[Work task]: In the following listing, find the lines containing "heading" and report them.

##### Listed entries

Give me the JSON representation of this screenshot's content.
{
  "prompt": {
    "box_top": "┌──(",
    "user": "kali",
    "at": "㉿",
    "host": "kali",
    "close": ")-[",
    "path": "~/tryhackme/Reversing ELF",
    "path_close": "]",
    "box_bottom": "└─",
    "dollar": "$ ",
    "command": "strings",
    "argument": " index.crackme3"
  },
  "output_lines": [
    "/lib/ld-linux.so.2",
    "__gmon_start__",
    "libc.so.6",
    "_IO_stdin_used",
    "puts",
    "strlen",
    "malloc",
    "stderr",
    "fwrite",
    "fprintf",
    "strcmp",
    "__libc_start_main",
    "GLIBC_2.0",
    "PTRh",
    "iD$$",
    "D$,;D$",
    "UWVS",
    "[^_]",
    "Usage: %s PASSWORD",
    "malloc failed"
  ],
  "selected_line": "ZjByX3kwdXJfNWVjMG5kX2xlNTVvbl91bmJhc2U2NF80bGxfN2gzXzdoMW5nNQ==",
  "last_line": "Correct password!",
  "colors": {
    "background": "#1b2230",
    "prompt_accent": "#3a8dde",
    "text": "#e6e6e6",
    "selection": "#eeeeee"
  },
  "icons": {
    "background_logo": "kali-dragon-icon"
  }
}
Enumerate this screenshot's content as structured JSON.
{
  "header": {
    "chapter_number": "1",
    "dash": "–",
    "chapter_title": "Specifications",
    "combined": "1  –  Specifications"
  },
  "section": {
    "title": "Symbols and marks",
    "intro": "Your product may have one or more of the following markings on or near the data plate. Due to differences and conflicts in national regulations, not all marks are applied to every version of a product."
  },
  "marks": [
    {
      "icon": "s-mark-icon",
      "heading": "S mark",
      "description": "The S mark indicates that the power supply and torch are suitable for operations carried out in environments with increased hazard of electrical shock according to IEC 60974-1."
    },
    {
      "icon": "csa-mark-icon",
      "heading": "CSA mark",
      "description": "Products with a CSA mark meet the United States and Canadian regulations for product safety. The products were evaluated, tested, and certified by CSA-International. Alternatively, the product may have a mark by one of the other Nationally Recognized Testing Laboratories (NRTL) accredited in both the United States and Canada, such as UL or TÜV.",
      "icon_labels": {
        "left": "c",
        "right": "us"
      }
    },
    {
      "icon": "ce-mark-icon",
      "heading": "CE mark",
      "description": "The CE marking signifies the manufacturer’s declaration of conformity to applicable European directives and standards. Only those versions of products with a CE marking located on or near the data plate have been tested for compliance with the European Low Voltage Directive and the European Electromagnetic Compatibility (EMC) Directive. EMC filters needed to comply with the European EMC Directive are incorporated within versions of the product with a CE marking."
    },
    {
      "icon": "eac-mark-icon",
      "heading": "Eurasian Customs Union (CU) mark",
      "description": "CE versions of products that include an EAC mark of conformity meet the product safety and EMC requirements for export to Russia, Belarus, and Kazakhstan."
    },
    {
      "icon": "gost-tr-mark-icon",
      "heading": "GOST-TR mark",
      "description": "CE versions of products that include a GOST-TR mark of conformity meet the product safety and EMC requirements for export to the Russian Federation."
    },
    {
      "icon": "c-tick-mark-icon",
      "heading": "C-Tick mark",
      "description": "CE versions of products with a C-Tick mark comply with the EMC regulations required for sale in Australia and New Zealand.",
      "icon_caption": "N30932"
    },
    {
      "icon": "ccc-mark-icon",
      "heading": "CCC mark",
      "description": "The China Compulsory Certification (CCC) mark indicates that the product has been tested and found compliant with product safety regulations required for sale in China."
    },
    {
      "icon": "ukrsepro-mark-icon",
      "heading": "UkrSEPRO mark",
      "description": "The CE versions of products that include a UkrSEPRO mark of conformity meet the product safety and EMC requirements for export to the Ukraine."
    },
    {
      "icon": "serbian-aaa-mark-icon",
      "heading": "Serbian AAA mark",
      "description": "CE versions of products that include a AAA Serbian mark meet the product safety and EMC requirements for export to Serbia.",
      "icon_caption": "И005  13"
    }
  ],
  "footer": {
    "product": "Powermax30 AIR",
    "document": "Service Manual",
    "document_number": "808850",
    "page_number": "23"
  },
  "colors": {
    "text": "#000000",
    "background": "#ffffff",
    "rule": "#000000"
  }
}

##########

[Task result]:
      "heading": "S mark",
      "heading": "CSA mark",
      "heading": "CE mark",
      "heading": "Eurasian Customs Union (CU) mark",
      "heading": "GOST-TR mark",
      "heading": "C-Tick mark",
      "heading": "CCC mark",
      "heading": "UkrSEPRO mark",
      "heading": "Serbian AAA mark",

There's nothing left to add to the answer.